SPM 08-04-2022: Flash Floods, Debris Flows for San Juan and Southeast Mountains

Issue Date: Thursday, August 4th, 2022
Issue Time: 11:10 AM MDT


Yesterday saw slightly cooler temperatures for much of the state, which helped to limit some storm potential until later in the day – the exception being on the Eastern Plains and portions of the Grand Valley, which were still quite toasty. Even with cooler temperatures, there was plenty of monsoonal moisture present for widely-scattered storms to fire up along the high terrain of the San Juan, Central, and Southeast Mountains, as well as the Front Range by the afternoon. Generally slower steering flow kept the storms that did develop in place for longer, allowing for heavy localized rainfall.

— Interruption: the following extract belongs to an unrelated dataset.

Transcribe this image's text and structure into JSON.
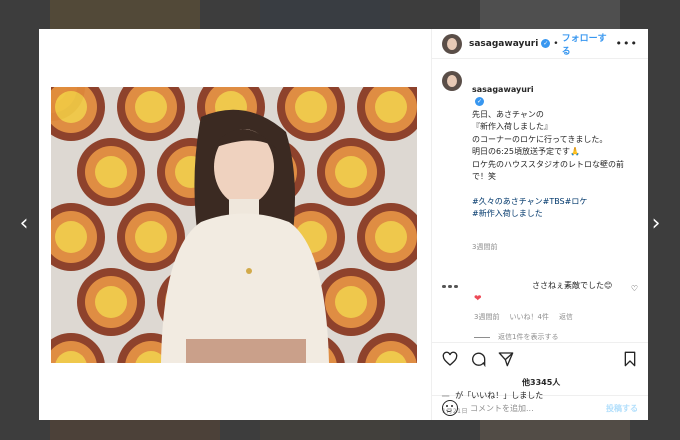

Showers and thunderstorms tapered off shortly after nightfall.

Several flash flood warnings and flood advisories were issued yesterday, particularly for Southern Colorado including the San Juan, Central, Southeast Mountains, Raton Ridge, and Southwest Slope. Several burn scars were also included in the warnings, including the Junkins, Hayden Pass, and Spring Creek burns.

A CoCoRaHS observer near the northern edge of the Spring Creek scar reported 0.60 inches of rain yesterday and left a remark of “street/meadow flooding on Pass Creek Road”. There was also a report of a flash flood in Coaldale with “water rushing over roadway” at the northern extent of the Hayden Pass burn scar. West of that burn, another CoCoRaHS observer in Lake George reported 0.84 inches of rain and “considerable erosion”. The Hayden Pass fire occurred in 2016, which shows how long these burn areas can remain sensitive, especially after several days of consistent rainfall.

Outside of burn areas, there was also a flash flood reported in Texas Creek, where Freemont County sheriff reported a “rock slide on Highway 50 at Mile Mark 261.” On the Mineral-Hinsdale county line, another flash flood and a debris flow were reported due to heavy rain, with “5 feet of standing water on the road…from blocked culvert, causing a vehicle to be trapped”. The debris flow occurred on Highway 149, blocking the northbound lane.

The towns of Poncha Springs and Walsenburg were also included in flash flood warnings. In Walsenburg, a CoCoRaHS observer reported 1.06 inches of rain yesterday, along with small hail.

Some other notable rainfall totals around the state include:

  • 1.51 inches in Hartsel
  • 0.74 inches in Westcliffe
  • 0.61 inches in Evergreen, which came down in just 20 minutes (between 5-10 year 30-minute ARI)

Northern and Southern Portions of Urban Corridor also saw evening showers, including totals up to 0.33 in Castle Rock and 0.39 in Loveland.

If you observe flooding in your area, remember to use the “Report a Flood” page to make any flood reports when you can safely do so. For precipitation estimates in our area, check out the map below.

Click Here For Map Overview

The map below shows radar-estimated, rainfall gage-adjusted Quantitative Precipitation Estimates (QPE) across Colorado. The map is updated daily during the operational season (May 1 – Sep 30) by 11AM. The following six layers are currently available: 24-hour, 48-hour and 72-hour total precipitation, as well as maximum 1-hour, 2-hour and 6-hour precipitation over the past 24 hour period (to estimate where flash flooding may have occurred). The accumulation ending time is 7AM of the date shown in the bottom right corner. Also shown optionally are vulnerable fire burn areas (post 2012), which are updated throughout the season to include new, vulnerable burn areas. The home button in the top left corner resets the map to the original zoom.